Speaking from experience, first step should be a pediatric neurology exam. They can give you more insight. It certainly isn’t easy to hear there’s something wrong with your child but your love for your child will know no bounds. You are strong. You already did the hardest thing you could do by leaving your husband. Take a deep breath get him seen by a pediatric neurologist and go from there. Most school districts are responsible for education of children at 3 years old if they have a diagnosed disability. Please don’t waste any time getting him help. It has worked wonders for my son.
My advice is to follow Diary of a Mom because Jess and her family are fabulous. Click over to her blog and read “Welcome to the Club” then go from there. Follow and listen to autistic adults, as they are the experts in children with autism, what they feel and need.
My nephew has autism. I think the best thing you can do is do autism research in your area and you will find there are learning centers and therapist that specialize with helping autistic children. The most need I have noticed with my nephew is needing a therapist to learn how to handle emotions. So definitely find a good therapist. Don’t get frustrated with his slow learning. I noticed that school made a huge difference for my nephew and he just goes to a public school right now. You see the thing is I don’t know what those austism schools cost or if covered by insurance or what. You can find out though. It would likely cost different where you are living anyway.
Megan Pathic any advice for this momma?

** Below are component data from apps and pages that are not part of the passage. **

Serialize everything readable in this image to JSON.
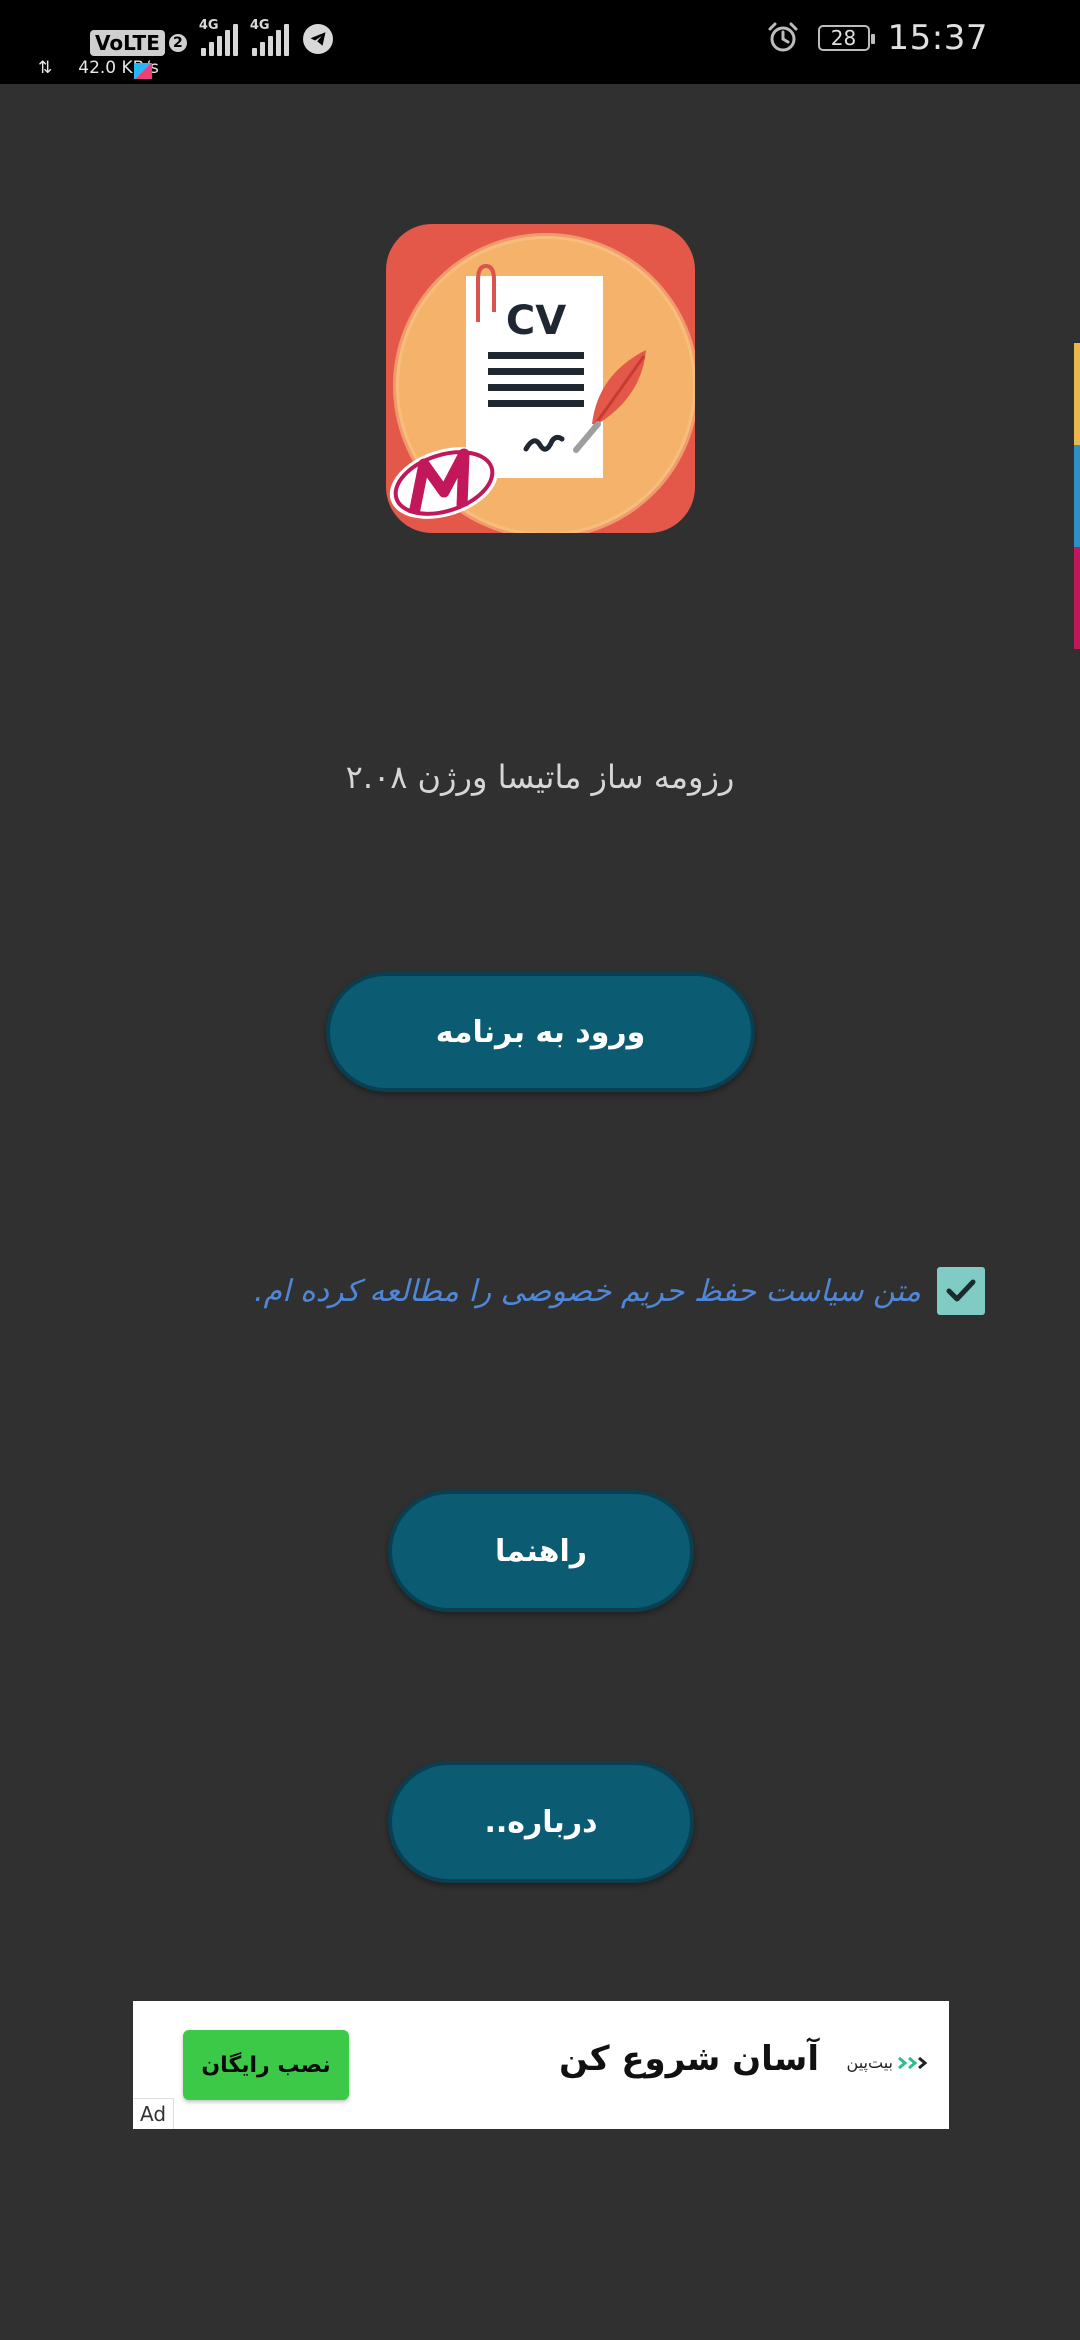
{
  "status_bar": {
    "volte": "VoLTE",
    "sim_number": "2",
    "network_1": "4G",
    "network_2": "4G",
    "speed": "42.0 KB/s",
    "battery": "28",
    "time": "15:37"
  },
  "app": {
    "version_text": "رزومه ساز ماتیسا ورژن ۲.۰۸",
    "enter_button": "ورود به برنامه",
    "privacy_text": "متن سیاست حفظ حریم خصوصی را مطالعه کرده ام.",
    "privacy_checked": true,
    "guide_button": "راهنما",
    "about_button": "درباره.."
  },
  "ad": {
    "install_button": "نصب رایگان",
    "headline": "آسان شروع کن",
    "brand": "بیت‌پین",
    "label": "Ad"
  },
  "logo": {
    "text": "CV"
  },
  "colors": {
    "background": "#303030",
    "button": "#0b5b72",
    "privacy_text": "#4f87d8",
    "checkbox": "#80cbc4",
    "ad_install": "#3cc947"
  }
}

With my son Jayden I knew before he was 1. The doctor kept brushing it off till finally I had enough and made an appointment when he was 4. They should send a referral through to a specialist and hunny. It’s a very long, emotionally exhausting, process. You will cry a lot. You will be angry, what set me off is not only was he diagnosed with autism so was his twin brother. There is a lot of help out there, look into the free diapers program through your insurance. There is so much help out there you just have to try really hard. Good luck with everything. Get ready for a lot of paperwork